Feeding The World And Reducing Land Use With A Plant-Based Diet
According to the largest statistical analysis of global food systems to date, if everyone in the world adopted a plant-based diet, the world population could be fed using only 25% of the land that we use today.
Agriculture is currently the biggest driver of deforestation and biodiversity loss, and this has prompted researchers to investigate the impact of different types of food production and consumption on global land use. This article in particular focuses on the findings of the most comprehensive analysis of the impact of global food production on the environment, as well as on the impact of diets on climate change and biodiversity loss. Different high-quality protein sources and protein efficiency are also addressed. The current global diet is estimated to use 4.13 billion hectares of land (or about 16 million square miles), which corresponds to half of all the world’s habitable land. Of this, approximately 80% is used as pastureland and croplands to produce meat and dairy. Plant-based diets require less cropland, with the vegan diet using 75% less land than omnivorous diets. This would equal to freeing an area the size of North America and Brazil.

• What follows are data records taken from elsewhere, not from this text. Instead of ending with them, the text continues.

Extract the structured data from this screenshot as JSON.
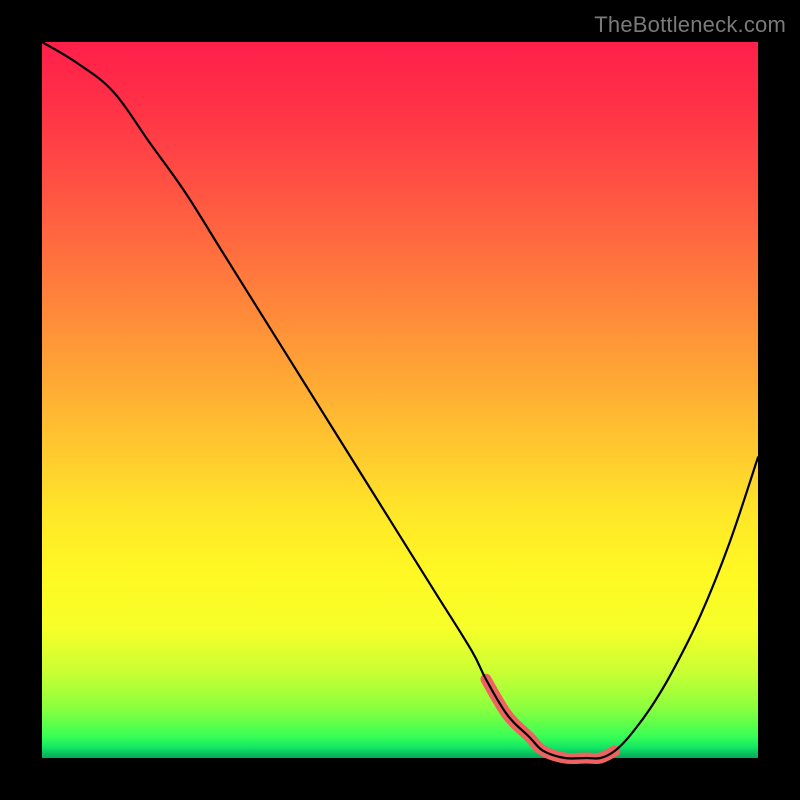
{
  "watermark": "TheBottleneck.com",
  "chart_data": {
    "type": "line",
    "title": "",
    "xlabel": "",
    "ylabel": "",
    "xlim": [
      0,
      100
    ],
    "ylim": [
      0,
      100
    ],
    "grid": false,
    "series": [
      {
        "name": "bottleneck-curve",
        "x": [
          0,
          5,
          10,
          15,
          20,
          25,
          30,
          35,
          40,
          45,
          50,
          55,
          60,
          62,
          65,
          68,
          70,
          73,
          76,
          78,
          80,
          82,
          85,
          88,
          92,
          96,
          100
        ],
        "y": [
          100,
          97,
          93,
          86,
          79,
          71,
          63,
          55,
          47,
          39,
          31,
          23,
          15,
          11,
          6,
          3,
          1,
          0,
          0,
          0,
          1,
          3,
          7,
          12,
          20,
          30,
          42
        ]
      },
      {
        "name": "optimal-range-highlight",
        "x": [
          62,
          65,
          68,
          70,
          73,
          76,
          78,
          80
        ],
        "y": [
          11,
          6,
          3,
          1,
          0,
          0,
          0,
          1
        ]
      }
    ],
    "colors": {
      "curve": "#000000",
      "highlight": "#ef6262"
    }
  }
}
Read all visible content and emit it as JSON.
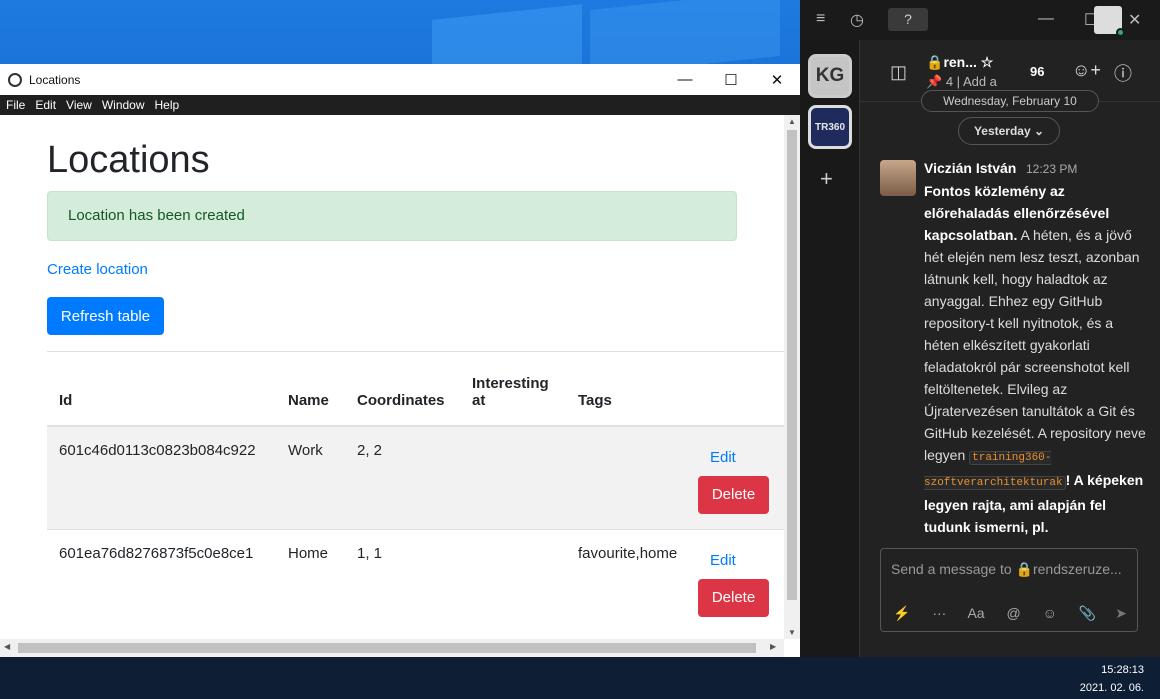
{
  "electron_window": {
    "title": "Locations",
    "menu": [
      "File",
      "Edit",
      "View",
      "Window",
      "Help"
    ],
    "page": {
      "heading": "Locations",
      "alert": "Location has been created",
      "create_link": "Create location",
      "refresh_button": "Refresh table",
      "table": {
        "headers": [
          "Id",
          "Name",
          "Coordinates",
          "Interesting at",
          "Tags"
        ],
        "rows": [
          {
            "id": "601c46d0113c0823b084c922",
            "name": "Work",
            "coordinates": "2, 2",
            "interesting_at": "",
            "tags": "",
            "edit": "Edit",
            "delete": "Delete"
          },
          {
            "id": "601ea76d8276873f5c0e8ce1",
            "name": "Home",
            "coordinates": "1, 1",
            "interesting_at": "",
            "tags": "favourite,home",
            "edit": "Edit",
            "delete": "Delete"
          }
        ]
      }
    }
  },
  "chat": {
    "teams": [
      {
        "label": "KG"
      },
      {
        "label": "TR360"
      }
    ],
    "channel": {
      "name": "ren...",
      "pinned_count": "4",
      "add_label": "Add a",
      "member_count": "96"
    },
    "old_date": "Wednesday, February 10",
    "date_separator": "Yesterday",
    "message": {
      "author": "Viczián István",
      "time": "12:23 PM",
      "bold_text": "Fontos közlemény az előrehaladás ellenőrzésével kapcsolatban.",
      "text_1": " A héten, és a jövő hét elején nem lesz teszt, azonban látnunk kell, hogy haladtok az anyaggal. Ehhez egy GitHub repository-t kell nyitnotok, és a héten elkészített gyakorlati feladatokról pár screenshotot kell feltöltenetek. Elvileg az Újratervezésen tanultátok a Git és GitHub kezelését. A repository neve legyen ",
      "code": "training360-szoftverarchitekturak",
      "text_2": "! A képeken legyen rajta, ami alapján fel tudunk ismerni, pl."
    },
    "composer_placeholder": "Send a message to 🔒rendszeruze..."
  },
  "taskbar": {
    "time": "15:28:13",
    "date": "2021. 02. 06."
  }
}
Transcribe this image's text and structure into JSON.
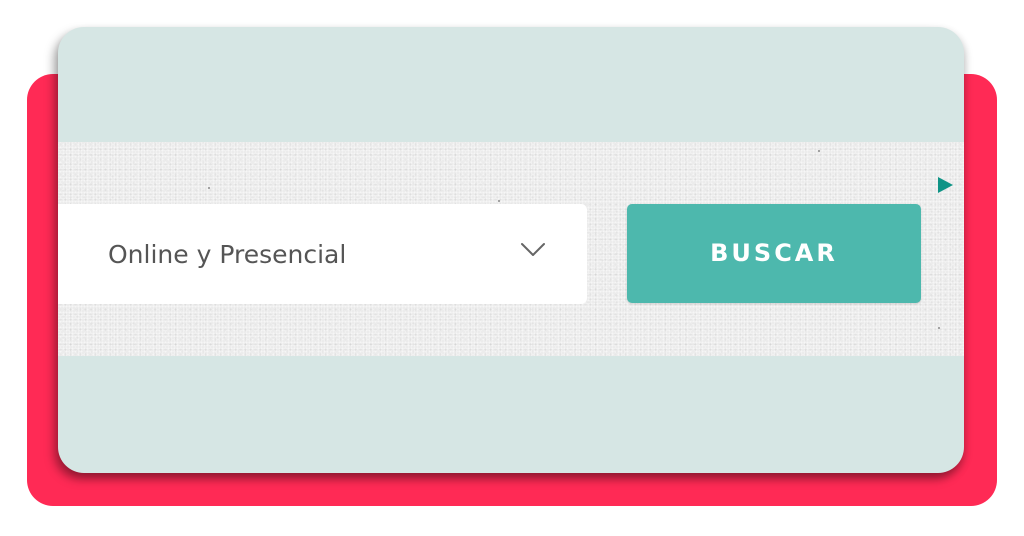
{
  "search_bar": {
    "modality_select": {
      "selected_value": "Online y Presencial"
    },
    "search_button_label": "BUSCAR"
  },
  "icons": {
    "dropdown": "chevron-down-icon",
    "next": "play-icon"
  },
  "colors": {
    "frame_accent": "#ff2a55",
    "card_background": "#d6e6e4",
    "button": "#4db8ad",
    "play_arrow": "#0f9486",
    "select_text": "#555555"
  }
}
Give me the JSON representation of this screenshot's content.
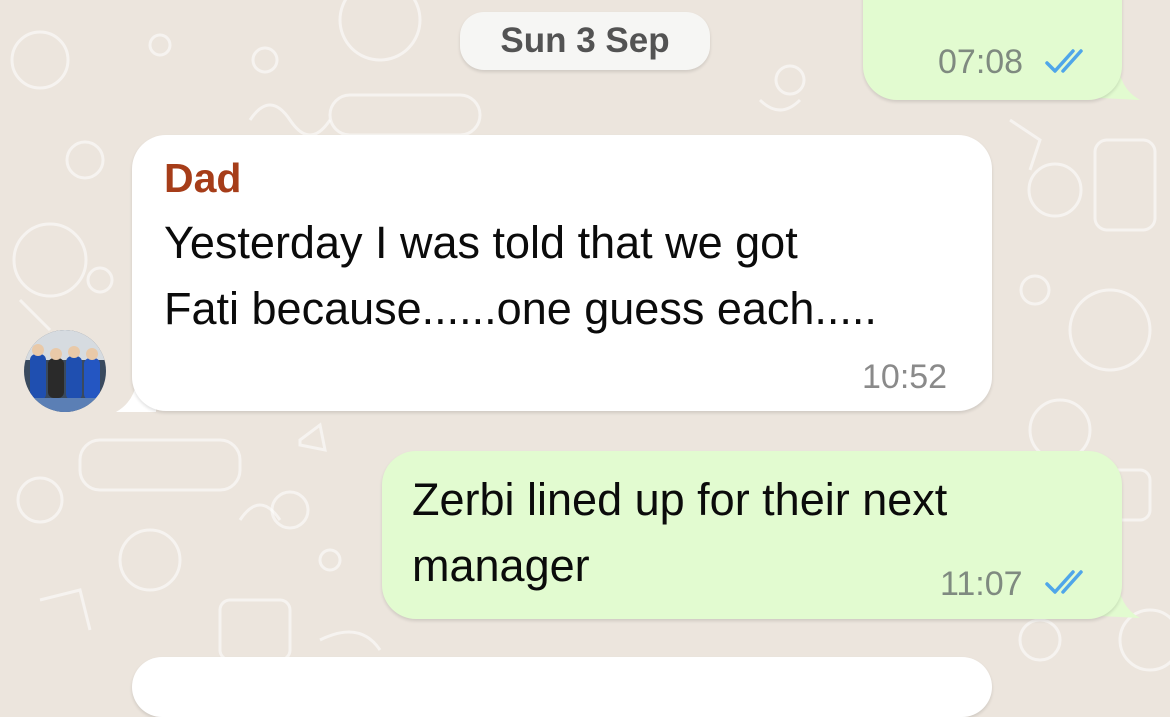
{
  "chat": {
    "date_separator": "Sun 3 Sep",
    "messages": [
      {
        "direction": "outgoing",
        "time": "07:08",
        "status": "read",
        "status_icon": "double-check-icon"
      },
      {
        "direction": "incoming",
        "sender": "Dad",
        "text_lines": [
          "Yesterday I was told that we got",
          "Fati because......one guess each....."
        ],
        "time": "10:52"
      },
      {
        "direction": "outgoing",
        "text_lines": [
          "Zerbi lined up for their next",
          "manager"
        ],
        "time": "11:07",
        "status": "read",
        "status_icon": "double-check-icon"
      },
      {
        "direction": "incoming"
      }
    ]
  },
  "colors": {
    "wallpaper": "#ece5dd",
    "outgoing_bubble": "#e2fbd0",
    "incoming_bubble": "#ffffff",
    "sender_name": "#a63d19",
    "read_ticks": "#4fa6e9"
  }
}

But why plant-based diets require less land?
Globally, only 48% of the cereals grown in the world are eaten by humans, with 41% eaten by farmed animals and 11% used as biofuel. The same happens with other foods as well. For example, only 7% of all soy produced is used for human consumption. In the U.S., these numbers are even lower, with only 10% of all produced cereals eaten by humans. The cereals and soy fed to farmed animals are converted into energy needed by the animals to live and reach a target weight. When animals are slaughtered to produce meat, the cereal intake used to feed them is consumed by humans. However, data show that meat and dairy production tends to be a highly inefficient way to produce food, as most of the energy — measured in calories — fed to the animals is lost in the production process. One example of energy loss is cow meat or “beef.” Beef meat has an energy efficiency of 2%, which means that for every 100 kilocalories fed to a cow, only 2 kilocalories are obtained by eating beef. While beef is the most inefficient meat both in terms of energy and protein, all animal-based proteins are less efficient compared to plant-based ones. Examples of high-quality plant-based proteins include peas, beans, soy, tofu and other soy-derived foods.
Why is reducing global land use important?
Agriculture is currently the main driver of deforestation and biodiversity loss, both of which are major environmental issues of our time. It is estimated that two-thirds of land used for pastures is not suitable for growing crops. Therefore, if animal agriculture would be abandoned, billions of hectares could be left to recover from human intervention, with ecosystems and biodiversity being potentially restored. In short, eating plant-based proteins requires less land compared to pasture and crops employed for farmed animals, therefore plant-based diets have the potential to free up land for the purpose of ecosystems and biodiversity recovery.
This article offers comprehensive and reliable data supporting the efficiency of plant-based diets, and particularly of a vegan diet, in successfully providing nutrient-dense foods to the world population, freeing billions of hectares of agricultural land to restore ecosystems, encouraging biodiversity recovery, and improving carbon storage capacity. Animal advocates and environmental activists may find the information provided in this article useful to campaign for individual, community, and political action aimed at encouraging the adoption of a plant-based diet and the phasing out of animal food production.